TASK DIRECTIONS: Copy out every record below, word for word.

*** RECORDS SUPPLIED Section Begins ***

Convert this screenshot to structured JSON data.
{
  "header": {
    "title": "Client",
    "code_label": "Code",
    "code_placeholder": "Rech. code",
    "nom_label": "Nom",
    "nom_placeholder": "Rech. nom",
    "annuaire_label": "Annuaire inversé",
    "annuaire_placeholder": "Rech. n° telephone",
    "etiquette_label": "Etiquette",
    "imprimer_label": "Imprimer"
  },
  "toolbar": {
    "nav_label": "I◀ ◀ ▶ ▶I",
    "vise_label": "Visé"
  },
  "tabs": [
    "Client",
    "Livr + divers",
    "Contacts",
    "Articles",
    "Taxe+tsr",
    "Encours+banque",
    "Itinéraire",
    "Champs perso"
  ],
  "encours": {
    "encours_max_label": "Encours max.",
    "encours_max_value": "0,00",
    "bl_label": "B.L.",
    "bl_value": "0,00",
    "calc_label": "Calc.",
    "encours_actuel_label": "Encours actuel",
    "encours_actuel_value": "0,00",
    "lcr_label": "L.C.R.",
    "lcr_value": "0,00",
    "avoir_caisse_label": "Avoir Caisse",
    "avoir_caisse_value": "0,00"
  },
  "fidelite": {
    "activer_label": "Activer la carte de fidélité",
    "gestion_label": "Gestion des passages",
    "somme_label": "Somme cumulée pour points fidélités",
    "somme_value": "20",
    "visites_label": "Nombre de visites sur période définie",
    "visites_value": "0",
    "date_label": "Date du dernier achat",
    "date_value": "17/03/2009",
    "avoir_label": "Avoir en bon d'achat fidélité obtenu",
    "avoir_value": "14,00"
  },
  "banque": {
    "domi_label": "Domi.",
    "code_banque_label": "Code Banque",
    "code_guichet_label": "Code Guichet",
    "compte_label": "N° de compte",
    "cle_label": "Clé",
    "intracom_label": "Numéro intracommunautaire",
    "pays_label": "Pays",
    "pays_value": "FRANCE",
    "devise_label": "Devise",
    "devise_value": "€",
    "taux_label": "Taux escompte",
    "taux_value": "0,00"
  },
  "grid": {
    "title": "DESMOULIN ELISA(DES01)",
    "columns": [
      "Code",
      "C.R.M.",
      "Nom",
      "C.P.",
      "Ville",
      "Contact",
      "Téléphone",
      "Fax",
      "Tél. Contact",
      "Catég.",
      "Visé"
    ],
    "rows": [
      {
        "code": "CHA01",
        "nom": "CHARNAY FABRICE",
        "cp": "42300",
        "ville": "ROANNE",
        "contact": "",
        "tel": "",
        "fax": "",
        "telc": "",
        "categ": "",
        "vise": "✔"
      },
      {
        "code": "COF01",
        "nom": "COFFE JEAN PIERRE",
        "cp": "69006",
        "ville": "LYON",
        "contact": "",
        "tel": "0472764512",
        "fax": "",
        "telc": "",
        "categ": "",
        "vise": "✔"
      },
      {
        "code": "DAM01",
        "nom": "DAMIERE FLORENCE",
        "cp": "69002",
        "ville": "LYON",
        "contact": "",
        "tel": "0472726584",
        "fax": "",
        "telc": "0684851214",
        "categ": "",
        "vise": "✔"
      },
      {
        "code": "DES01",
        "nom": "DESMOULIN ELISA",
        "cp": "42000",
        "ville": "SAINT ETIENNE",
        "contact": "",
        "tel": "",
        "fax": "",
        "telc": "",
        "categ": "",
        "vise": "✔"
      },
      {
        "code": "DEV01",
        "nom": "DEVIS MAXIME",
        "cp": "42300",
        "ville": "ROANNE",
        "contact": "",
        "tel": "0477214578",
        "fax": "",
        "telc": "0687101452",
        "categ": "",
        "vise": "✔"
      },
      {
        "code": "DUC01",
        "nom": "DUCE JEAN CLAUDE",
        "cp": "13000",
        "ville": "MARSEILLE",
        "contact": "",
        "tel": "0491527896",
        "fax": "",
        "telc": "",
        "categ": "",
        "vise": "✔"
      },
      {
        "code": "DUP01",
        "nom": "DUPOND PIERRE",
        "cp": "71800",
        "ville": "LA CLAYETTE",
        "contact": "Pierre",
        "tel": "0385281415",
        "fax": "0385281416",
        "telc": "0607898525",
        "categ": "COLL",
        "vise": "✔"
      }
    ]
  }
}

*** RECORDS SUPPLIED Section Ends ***

PROBLEM SOLUTION:
Convert this screenshot to structured JSON data.
{
  "header": {
    "title": "Client",
    "code_label": "Code",
    "code_placeholder": "Rech. code",
    "nom_label": "Nom",
    "nom_placeholder": "Rech. nom",
    "annuaire_label": "Annuaire inversé",
    "annuaire_placeholder": "Rech. n° telephone",
    "etiquette_label": "Etiquette",
    "imprimer_label": "Imprimer"
  },
  "toolbar": {
    "nav_label": "I◀ ◀ ▶ ▶I",
    "vise_label": "Visé"
  },
  "tabs": [
    "Client",
    "Livr + divers",
    "Contacts",
    "Articles",
    "Taxe+tsr",
    "Encours+banque",
    "Itinéraire",
    "Champs perso"
  ],
  "encours": {
    "encours_max_label": "Encours max.",
    "encours_max_value": "0,00",
    "bl_label": "B.L.",
    "bl_value": "0,00",
    "calc_label": "Calc.",
    "encours_actuel_label": "Encours actuel",
    "encours_actuel_value": "0,00",
    "lcr_label": "L.C.R.",
    "lcr_value": "0,00",
    "avoir_caisse_label": "Avoir Caisse",
    "avoir_caisse_value": "0,00"
  },
  "fidelite": {
    "activer_label": "Activer la carte de fidélité",
    "gestion_label": "Gestion des passages",
    "somme_label": "Somme cumulée pour points fidélités",
    "somme_value": "20",
    "visites_label": "Nombre de visites sur période définie",
    "visites_value": "0",
    "date_label": "Date du dernier achat",
    "date_value": "17/03/2009",
    "avoir_label": "Avoir en bon d'achat fidélité obtenu",
    "avoir_value": "14,00"
  },
  "banque": {
    "domi_label": "Domi.",
    "code_banque_label": "Code Banque",
    "code_guichet_label": "Code Guichet",
    "compte_label": "N° de compte",
    "cle_label": "Clé",
    "intracom_label": "Numéro intracommunautaire",
    "pays_label": "Pays",
    "pays_value": "FRANCE",
    "devise_label": "Devise",
    "devise_value": "€",
    "taux_label": "Taux escompte",
    "taux_value": "0,00"
  },
  "grid": {
    "title": "DESMOULIN ELISA(DES01)",
    "columns": [
      "Code",
      "C.R.M.",
      "Nom",
      "C.P.",
      "Ville",
      "Contact",
      "Téléphone",
      "Fax",
      "Tél. Contact",
      "Catég.",
      "Visé"
    ],
    "rows": [
      {
        "code": "CHA01",
        "nom": "CHARNAY FABRICE",
        "cp": "42300",
        "ville": "ROANNE",
        "contact": "",
        "tel": "",
        "fax": "",
        "telc": "",
        "categ": "",
        "vise": "✔"
      },
      {
        "code": "COF01",
        "nom": "COFFE JEAN PIERRE",
        "cp": "69006",
        "ville": "LYON",
        "contact": "",
        "tel": "0472764512",
        "fax": "",
        "telc": "",
        "categ": "",
        "vise": "✔"
      },
      {
        "code": "DAM01",
        "nom": "DAMIERE FLORENCE",
        "cp": "69002",
        "ville": "LYON",
        "contact": "",
        "tel": "0472726584",
        "fax": "",
        "telc": "0684851214",
        "categ": "",
        "vise": "✔"
      },
      {
        "code": "DES01",
        "nom": "DESMOULIN ELISA",
        "cp": "42000",
        "ville": "SAINT ETIENNE",
        "contact": "",
        "tel": "",
        "fax": "",
        "telc": "",
        "categ": "",
        "vise": "✔"
      },
      {
        "code": "DEV01",
        "nom": "DEVIS MAXIME",
        "cp": "42300",
        "ville": "ROANNE",
        "contact": "",
        "tel": "0477214578",
        "fax": "",
        "telc": "0687101452",
        "categ": "",
        "vise": "✔"
      },
      {
        "code": "DUC01",
        "nom": "DUCE JEAN CLAUDE",
        "cp": "13000",
        "ville": "MARSEILLE",
        "contact": "",
        "tel": "0491527896",
        "fax": "",
        "telc": "",
        "categ": "",
        "vise": "✔"
      },
      {
        "code": "DUP01",
        "nom": "DUPOND PIERRE",
        "cp": "71800",
        "ville": "LA CLAYETTE",
        "contact": "Pierre",
        "tel": "0385281415",
        "fax": "0385281416",
        "telc": "0607898525",
        "categ": "COLL",
        "vise": "✔"
      }
    ]
  }
}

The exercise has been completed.